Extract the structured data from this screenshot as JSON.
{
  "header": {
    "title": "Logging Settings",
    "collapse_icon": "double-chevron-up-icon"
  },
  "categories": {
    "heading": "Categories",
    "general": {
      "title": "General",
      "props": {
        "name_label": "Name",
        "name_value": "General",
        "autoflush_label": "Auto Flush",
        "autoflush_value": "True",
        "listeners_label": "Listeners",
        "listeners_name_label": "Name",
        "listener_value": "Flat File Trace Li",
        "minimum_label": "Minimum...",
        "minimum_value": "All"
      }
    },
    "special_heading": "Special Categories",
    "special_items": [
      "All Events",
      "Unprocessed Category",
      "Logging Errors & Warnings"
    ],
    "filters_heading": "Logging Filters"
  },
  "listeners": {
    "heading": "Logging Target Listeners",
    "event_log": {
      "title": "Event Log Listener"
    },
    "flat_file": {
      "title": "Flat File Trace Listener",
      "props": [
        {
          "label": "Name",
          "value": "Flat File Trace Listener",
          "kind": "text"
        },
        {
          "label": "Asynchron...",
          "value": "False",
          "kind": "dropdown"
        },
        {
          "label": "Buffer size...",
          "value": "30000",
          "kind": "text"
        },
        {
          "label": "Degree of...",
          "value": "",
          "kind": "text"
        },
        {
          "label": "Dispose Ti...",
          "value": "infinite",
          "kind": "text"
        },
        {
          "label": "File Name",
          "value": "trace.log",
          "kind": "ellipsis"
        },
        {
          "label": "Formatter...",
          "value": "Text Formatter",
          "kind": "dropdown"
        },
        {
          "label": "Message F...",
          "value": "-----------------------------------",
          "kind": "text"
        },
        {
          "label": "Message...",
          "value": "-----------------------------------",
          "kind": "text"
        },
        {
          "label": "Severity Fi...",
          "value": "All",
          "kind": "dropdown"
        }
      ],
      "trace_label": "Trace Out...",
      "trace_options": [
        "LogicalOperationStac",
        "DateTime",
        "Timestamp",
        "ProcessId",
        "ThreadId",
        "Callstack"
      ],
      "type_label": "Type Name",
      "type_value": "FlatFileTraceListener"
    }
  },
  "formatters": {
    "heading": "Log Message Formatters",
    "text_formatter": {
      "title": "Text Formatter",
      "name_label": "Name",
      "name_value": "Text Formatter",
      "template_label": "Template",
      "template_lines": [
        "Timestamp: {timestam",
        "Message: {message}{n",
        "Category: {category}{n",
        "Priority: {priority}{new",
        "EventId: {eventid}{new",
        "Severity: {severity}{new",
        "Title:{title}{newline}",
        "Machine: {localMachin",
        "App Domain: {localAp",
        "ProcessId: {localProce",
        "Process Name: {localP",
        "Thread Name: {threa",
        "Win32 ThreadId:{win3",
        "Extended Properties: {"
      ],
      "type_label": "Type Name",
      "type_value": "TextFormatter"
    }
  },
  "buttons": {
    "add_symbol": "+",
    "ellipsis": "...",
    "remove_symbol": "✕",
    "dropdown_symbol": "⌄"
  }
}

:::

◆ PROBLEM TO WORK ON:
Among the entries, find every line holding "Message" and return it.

◆ EXERCISE RESPONSE:
          "label": "Message F...",
          "label": "Message...",
    "heading": "Log Message Formatters",
        "Message: {message}{n",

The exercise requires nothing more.